Start of Data provided
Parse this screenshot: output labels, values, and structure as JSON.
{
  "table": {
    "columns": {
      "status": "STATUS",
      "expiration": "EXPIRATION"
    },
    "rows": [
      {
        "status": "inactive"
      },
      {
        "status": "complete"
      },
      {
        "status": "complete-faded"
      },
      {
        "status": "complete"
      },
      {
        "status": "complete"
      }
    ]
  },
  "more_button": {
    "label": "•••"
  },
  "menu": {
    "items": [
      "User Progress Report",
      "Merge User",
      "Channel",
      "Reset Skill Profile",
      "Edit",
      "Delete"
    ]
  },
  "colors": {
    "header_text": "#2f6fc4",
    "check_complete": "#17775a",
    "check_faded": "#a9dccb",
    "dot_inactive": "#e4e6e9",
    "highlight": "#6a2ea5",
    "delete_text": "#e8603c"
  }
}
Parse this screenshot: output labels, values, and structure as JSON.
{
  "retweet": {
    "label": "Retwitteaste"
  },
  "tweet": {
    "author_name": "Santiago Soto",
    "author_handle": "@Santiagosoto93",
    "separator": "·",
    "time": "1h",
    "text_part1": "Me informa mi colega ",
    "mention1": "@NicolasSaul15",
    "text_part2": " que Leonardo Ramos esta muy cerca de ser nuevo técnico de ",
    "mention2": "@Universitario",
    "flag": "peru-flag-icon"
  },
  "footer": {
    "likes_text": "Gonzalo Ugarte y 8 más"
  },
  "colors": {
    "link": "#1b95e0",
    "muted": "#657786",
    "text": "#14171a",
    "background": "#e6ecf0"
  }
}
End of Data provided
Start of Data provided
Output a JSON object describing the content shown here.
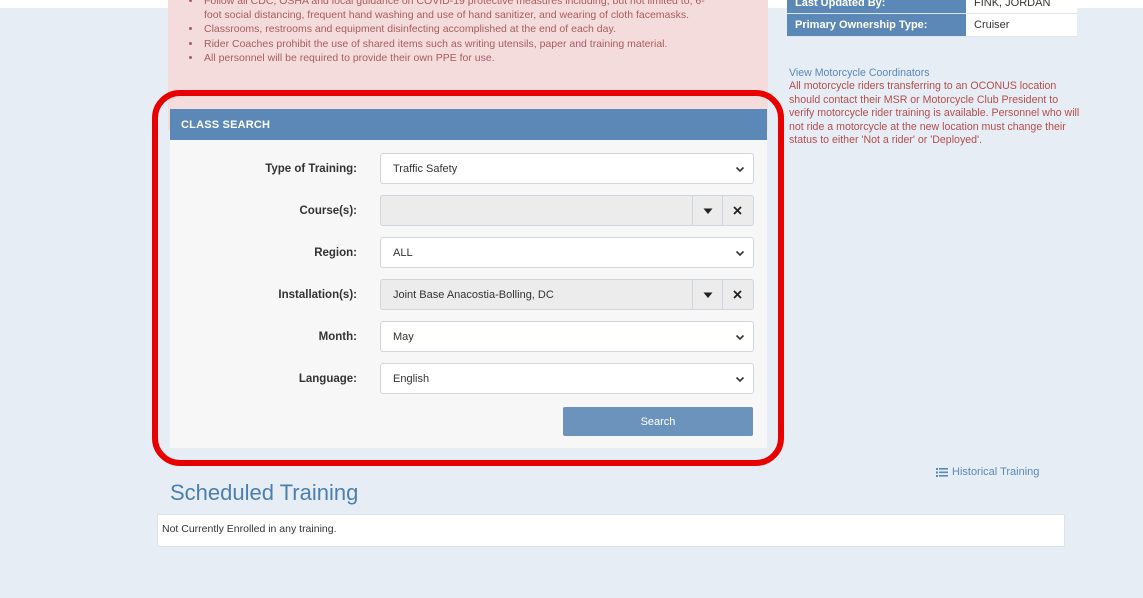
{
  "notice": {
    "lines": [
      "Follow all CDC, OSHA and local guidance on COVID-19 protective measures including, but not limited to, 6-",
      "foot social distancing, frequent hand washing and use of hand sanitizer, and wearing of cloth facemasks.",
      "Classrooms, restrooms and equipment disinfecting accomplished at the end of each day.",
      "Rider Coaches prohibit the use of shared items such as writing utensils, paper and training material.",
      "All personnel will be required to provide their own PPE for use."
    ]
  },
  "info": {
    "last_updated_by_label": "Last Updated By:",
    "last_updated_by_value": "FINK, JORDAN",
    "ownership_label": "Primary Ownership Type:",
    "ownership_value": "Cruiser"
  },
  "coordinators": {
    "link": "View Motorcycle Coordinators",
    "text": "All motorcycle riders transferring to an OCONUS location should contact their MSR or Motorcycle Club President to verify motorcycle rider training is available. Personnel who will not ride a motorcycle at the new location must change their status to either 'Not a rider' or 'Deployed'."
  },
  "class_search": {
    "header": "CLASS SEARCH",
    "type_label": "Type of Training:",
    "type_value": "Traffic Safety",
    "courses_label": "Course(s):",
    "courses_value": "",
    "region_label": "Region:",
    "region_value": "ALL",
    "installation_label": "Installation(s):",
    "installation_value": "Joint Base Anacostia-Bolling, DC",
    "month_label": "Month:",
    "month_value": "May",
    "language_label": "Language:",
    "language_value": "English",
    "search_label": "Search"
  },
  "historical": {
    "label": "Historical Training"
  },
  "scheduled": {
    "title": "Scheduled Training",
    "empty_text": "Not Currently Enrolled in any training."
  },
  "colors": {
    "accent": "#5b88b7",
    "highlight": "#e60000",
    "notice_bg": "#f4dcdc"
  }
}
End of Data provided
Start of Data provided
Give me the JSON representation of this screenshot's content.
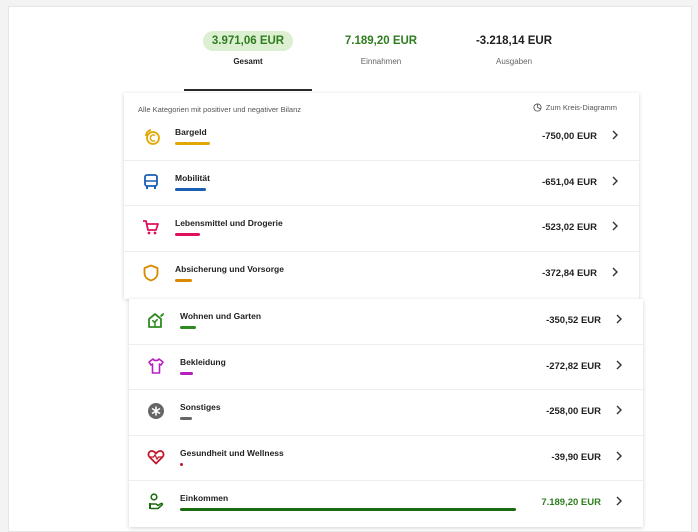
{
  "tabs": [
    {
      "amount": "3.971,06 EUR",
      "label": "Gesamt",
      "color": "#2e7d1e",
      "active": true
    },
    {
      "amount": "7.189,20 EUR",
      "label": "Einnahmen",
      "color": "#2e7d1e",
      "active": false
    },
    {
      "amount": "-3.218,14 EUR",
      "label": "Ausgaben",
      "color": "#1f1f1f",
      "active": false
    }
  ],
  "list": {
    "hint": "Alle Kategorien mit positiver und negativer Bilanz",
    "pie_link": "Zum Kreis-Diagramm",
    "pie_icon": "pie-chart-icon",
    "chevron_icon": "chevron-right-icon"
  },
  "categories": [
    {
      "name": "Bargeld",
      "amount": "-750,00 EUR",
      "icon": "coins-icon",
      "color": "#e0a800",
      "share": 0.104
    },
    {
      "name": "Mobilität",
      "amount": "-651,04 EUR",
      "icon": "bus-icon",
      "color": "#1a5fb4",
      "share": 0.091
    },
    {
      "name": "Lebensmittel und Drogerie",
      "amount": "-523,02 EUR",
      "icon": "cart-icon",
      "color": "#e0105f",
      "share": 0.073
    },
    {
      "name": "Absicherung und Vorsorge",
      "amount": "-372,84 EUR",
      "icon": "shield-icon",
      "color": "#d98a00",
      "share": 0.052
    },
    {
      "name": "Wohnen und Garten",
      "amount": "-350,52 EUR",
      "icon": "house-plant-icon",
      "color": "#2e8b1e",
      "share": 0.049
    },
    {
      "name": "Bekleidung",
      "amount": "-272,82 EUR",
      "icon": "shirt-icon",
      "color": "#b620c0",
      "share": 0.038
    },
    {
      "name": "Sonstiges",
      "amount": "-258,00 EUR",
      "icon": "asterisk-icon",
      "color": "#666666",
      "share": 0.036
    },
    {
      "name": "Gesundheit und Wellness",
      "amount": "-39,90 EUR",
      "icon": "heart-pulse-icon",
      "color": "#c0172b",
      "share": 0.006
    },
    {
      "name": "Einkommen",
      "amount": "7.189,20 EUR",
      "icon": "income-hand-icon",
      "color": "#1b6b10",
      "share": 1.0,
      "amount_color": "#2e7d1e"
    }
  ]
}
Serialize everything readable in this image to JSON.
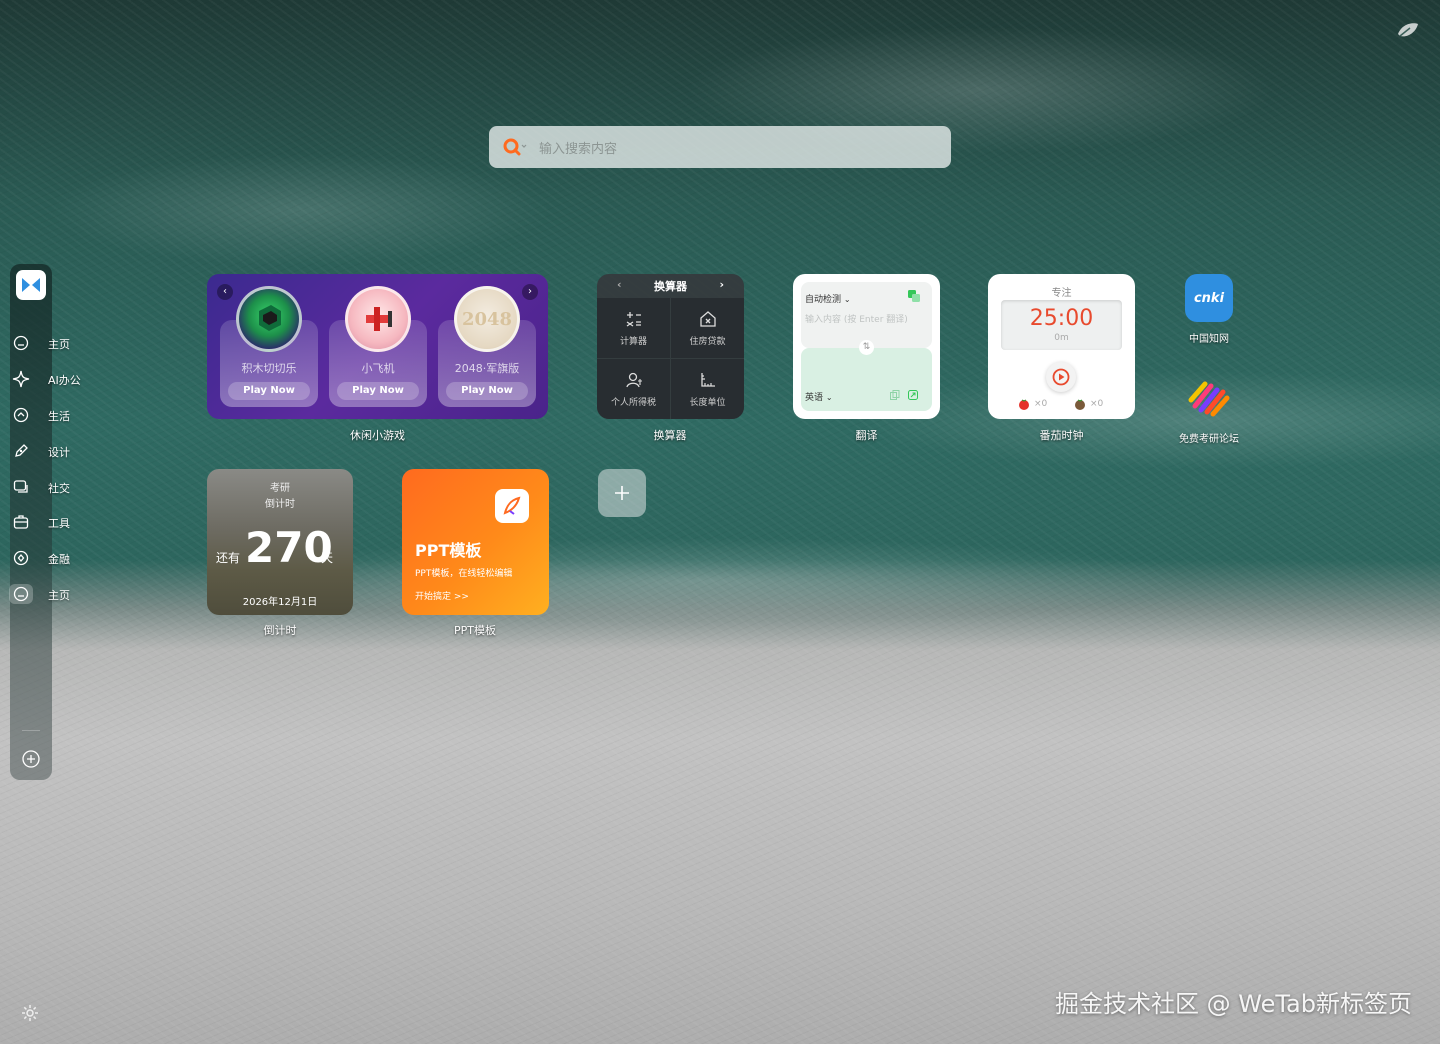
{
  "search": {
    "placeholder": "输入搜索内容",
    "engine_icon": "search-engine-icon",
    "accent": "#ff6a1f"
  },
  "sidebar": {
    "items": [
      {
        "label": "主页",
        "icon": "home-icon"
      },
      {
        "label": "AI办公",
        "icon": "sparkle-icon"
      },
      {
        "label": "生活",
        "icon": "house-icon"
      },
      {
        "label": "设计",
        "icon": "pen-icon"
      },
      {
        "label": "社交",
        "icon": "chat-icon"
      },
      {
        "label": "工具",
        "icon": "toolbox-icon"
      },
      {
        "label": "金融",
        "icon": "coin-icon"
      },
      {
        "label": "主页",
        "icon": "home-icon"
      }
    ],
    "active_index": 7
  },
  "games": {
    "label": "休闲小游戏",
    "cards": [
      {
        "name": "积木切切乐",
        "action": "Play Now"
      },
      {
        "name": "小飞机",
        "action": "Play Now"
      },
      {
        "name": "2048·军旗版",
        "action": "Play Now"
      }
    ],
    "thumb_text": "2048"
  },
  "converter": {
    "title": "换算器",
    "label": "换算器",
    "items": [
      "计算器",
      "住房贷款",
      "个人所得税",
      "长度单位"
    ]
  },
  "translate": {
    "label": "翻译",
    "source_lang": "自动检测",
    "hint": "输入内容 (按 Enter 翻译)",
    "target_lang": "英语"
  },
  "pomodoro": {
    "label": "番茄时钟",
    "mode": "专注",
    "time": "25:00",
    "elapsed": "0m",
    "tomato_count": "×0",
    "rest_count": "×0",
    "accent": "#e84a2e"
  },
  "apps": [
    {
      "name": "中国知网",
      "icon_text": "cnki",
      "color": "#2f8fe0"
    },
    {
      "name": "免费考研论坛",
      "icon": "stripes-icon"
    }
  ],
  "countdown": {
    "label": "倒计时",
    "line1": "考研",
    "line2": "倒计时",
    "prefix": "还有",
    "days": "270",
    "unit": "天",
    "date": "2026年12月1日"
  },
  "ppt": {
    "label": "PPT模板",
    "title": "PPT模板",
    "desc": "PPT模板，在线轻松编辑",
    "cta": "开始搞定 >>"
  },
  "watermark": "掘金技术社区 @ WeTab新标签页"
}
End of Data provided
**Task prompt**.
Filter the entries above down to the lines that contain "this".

**The completed task**.
Parse this screenshot: output labels, values, and structure as JSON.
Parse this screenshot: output labels, values, and structure as JSON.
Give me the JSON representation of this screenshot's content.
Serialize everything readable in this image to JSON.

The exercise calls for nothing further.